**About this exercise:** Pull every line holding the word "label" from the data below and copy it.

**Given entries:**
================

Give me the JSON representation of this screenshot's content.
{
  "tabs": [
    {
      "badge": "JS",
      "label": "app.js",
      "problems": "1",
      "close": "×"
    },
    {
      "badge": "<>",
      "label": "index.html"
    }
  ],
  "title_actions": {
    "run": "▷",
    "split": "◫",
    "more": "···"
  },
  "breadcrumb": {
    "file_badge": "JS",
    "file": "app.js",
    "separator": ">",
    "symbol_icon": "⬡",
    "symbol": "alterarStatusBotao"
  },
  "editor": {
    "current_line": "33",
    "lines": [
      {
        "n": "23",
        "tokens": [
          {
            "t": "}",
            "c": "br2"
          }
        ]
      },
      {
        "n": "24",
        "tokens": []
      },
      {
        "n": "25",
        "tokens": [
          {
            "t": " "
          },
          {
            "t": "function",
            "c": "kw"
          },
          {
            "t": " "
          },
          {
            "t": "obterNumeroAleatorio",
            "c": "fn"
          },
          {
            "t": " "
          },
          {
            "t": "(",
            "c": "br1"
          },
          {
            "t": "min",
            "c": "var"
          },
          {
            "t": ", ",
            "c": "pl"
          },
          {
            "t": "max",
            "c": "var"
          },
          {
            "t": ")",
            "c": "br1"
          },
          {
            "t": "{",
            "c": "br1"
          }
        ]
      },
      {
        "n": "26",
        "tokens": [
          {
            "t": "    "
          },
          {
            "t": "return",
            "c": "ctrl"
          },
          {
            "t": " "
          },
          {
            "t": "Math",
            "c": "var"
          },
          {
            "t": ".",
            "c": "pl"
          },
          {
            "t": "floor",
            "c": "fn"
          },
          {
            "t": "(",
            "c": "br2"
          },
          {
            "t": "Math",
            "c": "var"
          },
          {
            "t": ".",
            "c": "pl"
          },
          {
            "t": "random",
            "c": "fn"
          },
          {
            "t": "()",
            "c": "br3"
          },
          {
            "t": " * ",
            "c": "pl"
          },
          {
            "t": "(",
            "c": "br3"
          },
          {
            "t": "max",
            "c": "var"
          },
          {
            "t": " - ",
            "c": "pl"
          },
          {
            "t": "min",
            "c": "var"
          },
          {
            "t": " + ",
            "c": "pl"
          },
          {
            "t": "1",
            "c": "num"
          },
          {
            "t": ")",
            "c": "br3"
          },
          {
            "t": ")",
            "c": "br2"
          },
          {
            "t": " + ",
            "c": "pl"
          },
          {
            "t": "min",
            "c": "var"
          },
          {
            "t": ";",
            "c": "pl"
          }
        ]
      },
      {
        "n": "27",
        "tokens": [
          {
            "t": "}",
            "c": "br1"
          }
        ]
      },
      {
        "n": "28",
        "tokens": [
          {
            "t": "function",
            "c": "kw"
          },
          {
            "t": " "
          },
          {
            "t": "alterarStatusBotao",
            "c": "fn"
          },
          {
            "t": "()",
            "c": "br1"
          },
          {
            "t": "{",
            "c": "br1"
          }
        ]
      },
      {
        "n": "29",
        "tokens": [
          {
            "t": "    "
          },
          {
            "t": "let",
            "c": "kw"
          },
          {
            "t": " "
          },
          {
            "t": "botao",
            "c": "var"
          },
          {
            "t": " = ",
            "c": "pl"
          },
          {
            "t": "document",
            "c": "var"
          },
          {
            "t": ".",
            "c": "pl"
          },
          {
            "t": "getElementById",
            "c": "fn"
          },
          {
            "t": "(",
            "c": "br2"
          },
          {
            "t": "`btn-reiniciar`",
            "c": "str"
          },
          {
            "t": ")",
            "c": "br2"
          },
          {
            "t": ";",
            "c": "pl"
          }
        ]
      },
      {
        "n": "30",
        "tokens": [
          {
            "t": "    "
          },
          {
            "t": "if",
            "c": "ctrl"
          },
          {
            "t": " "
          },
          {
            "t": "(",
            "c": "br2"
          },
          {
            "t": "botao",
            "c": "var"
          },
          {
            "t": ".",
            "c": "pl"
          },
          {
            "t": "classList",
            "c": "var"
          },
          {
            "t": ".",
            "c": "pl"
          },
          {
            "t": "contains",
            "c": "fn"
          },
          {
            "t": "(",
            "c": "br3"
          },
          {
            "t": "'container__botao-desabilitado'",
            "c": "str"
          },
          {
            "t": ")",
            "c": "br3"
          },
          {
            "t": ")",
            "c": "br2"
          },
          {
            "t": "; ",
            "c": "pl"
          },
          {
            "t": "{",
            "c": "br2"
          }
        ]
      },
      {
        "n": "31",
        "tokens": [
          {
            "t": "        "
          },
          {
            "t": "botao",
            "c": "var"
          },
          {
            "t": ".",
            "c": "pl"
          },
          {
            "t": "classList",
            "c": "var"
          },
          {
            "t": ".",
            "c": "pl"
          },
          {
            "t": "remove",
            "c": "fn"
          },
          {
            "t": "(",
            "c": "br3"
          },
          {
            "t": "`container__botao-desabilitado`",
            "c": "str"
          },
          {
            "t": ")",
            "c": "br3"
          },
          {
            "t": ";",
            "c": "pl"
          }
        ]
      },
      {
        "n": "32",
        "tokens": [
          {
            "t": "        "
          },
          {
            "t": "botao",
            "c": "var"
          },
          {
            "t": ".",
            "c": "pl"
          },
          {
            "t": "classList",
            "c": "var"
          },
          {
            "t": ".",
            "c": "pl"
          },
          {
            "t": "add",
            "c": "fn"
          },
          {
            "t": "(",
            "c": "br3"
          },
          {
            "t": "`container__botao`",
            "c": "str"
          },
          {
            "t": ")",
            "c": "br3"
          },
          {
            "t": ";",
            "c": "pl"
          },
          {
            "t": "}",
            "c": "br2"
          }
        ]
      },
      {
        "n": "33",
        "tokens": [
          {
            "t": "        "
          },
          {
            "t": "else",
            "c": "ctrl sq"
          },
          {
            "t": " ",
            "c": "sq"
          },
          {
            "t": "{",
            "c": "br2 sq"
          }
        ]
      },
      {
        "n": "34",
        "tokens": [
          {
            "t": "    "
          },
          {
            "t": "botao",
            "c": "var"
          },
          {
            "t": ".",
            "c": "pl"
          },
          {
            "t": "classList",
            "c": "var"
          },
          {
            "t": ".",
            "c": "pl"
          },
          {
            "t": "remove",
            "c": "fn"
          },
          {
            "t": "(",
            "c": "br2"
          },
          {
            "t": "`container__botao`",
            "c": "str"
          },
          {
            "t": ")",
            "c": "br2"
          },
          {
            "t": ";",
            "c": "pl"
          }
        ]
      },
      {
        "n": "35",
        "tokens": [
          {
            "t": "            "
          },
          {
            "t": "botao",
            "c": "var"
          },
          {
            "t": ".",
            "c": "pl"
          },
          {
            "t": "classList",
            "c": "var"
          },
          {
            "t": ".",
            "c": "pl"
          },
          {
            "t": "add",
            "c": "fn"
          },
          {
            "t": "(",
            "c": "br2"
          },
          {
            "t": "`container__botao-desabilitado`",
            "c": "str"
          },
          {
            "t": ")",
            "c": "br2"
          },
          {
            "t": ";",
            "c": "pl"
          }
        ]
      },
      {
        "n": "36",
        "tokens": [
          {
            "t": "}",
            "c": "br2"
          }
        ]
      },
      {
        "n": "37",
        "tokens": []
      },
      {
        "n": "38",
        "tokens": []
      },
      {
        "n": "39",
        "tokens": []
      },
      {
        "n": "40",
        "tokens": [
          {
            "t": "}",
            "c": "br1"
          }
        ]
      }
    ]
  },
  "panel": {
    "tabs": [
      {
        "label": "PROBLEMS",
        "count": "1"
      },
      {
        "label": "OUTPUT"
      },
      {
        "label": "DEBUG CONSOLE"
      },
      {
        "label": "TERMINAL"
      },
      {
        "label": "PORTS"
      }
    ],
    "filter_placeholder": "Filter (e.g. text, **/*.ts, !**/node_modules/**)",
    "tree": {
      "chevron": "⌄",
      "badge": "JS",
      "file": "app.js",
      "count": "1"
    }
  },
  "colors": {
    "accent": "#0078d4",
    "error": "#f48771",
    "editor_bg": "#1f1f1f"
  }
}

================

**Result:**
      "label": "app.js",
      "label": "index.html"
        "label": "PROBLEMS",
        "label": "OUTPUT"
        "label": "DEBUG CONSOLE"
        "label": "TERMINAL"
        "label": "PORTS"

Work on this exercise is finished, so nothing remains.